Due to the typical shape of the country, with its many isolated areas, but also due to the former political division, approximately 1500 dialects have been created. Only two percent of Italians would not be able to speak some dialect.

Italian dialects Italian dialectsPhoto: Public domain

The Italian dialects are generally divided into:

A central and southern Italian group, including Sicily, which has a line from the east of Rome to Ancona as its northern border.

A Tuscan group, whose northern boundary is the arc of the Apennines (Spezia and Rimini), which also includes most of the Corsian accents.

An Upper Italian group, namely Piemonte, Lombardy (including Ticino), Liguria, Emilia-Romagna, the so-called Gallo-Italic dialects, as well as Venice.

From a linguistic point of view, Sardinian is regarded as an independent Romance language, while the languages of Friuli and Central Ladin are considered to be Raeto Romanesque; the Val d'Aosta is Franco-Provencal.

The name "Italia" first appeared in a tribe in Calabria, who called themselves "Vitaloi". This name Greeked to "Italoi" and in 42 BC. the Roman Octavian gave the whole area the official name "Italia".


Duomo of Milan, seen from the Piazza del DuomoDuomo of Milan, seen from the Piazza del DuomoPhoto: Jiuguang Wang CC 3.0 Unported no changes made

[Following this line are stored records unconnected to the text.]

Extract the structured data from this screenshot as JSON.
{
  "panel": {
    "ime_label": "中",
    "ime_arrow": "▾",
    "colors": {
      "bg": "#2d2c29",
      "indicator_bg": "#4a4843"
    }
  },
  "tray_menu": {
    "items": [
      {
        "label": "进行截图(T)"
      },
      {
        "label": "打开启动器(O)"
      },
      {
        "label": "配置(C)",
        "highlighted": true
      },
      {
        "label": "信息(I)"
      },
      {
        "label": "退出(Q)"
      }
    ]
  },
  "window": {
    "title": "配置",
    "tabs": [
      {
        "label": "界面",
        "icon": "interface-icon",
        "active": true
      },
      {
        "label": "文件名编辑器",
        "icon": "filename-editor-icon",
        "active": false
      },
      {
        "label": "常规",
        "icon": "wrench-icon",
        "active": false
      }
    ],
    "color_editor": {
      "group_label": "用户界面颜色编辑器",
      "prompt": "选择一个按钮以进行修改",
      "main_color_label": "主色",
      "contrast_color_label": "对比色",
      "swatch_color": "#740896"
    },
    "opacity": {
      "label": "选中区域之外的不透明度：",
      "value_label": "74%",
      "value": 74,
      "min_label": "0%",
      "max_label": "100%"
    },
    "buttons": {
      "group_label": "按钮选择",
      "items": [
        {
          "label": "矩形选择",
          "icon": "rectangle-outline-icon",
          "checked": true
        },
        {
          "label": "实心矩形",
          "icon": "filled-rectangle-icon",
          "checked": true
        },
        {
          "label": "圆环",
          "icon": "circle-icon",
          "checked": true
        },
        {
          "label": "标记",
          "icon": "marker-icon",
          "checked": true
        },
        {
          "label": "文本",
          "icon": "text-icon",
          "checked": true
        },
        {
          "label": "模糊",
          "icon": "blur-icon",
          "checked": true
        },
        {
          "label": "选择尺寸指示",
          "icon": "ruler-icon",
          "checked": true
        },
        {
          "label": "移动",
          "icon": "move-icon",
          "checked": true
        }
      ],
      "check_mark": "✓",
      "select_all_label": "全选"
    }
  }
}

More than 85% of the population officially belongs to the Roman Catholic Church. Until 1984 Roman Catholicism was the state religion, enshrined in the 1929 Lateran treaties. The treaty was concluded between the Italian leader Benito Mussolini and Pope Pius XI. This also meant that the Roman Catholic Church was given privileges over other religions in many areas.

On February 12, 1984, the Italian government and the Vatican signed a concordat abandoning the principles of the Lateran Treaty and ending the privileges of the Roman Catholic Church.

The Roman Catholic Church is divided into about 300 areas, namely special resorts such as free prelatures, abbeys under an abbot or abbas nullius, archdioceses and dioceses, some of which fall directly under the Holy See.

There are also about 500,000 Protestants and Orthodox and about 35,000 Jews. The main Protestant church is the Waldensian Church (Italian: Chiesa Valdese), which was only recognized by law since 1947. Other Protestant churches include Lutherans of the German-speaking communities of the Northeast, Methodists, and Baptists. Together they form the Bond of Protestant Churches.

Waldensian church in Piazza Cavour, in the Borgo district of Rome Waldensian church in Piazza Cavour, in the Borgo district of RomePhoto: Scalleja CC 2.0 Generic no changes made

The Union of Italian Jewish Municipalities comprises 22 Jewish municipalities. There is also a small Muslim community in the south of Italy and in the big cities in the north. Most Muslims (about 300,000) are originally from North Africa.

Masjid of Rome is the biggest mosque in the Western worldMasjid of Rome is the biggest mosque in the Western worldPhoto: Tykeoutdoljoklp CC 4.0 International no changes made



CIA - World Factbook

BBC - Country Profiles

Last updated June 2024
Copyright: Team The World of Info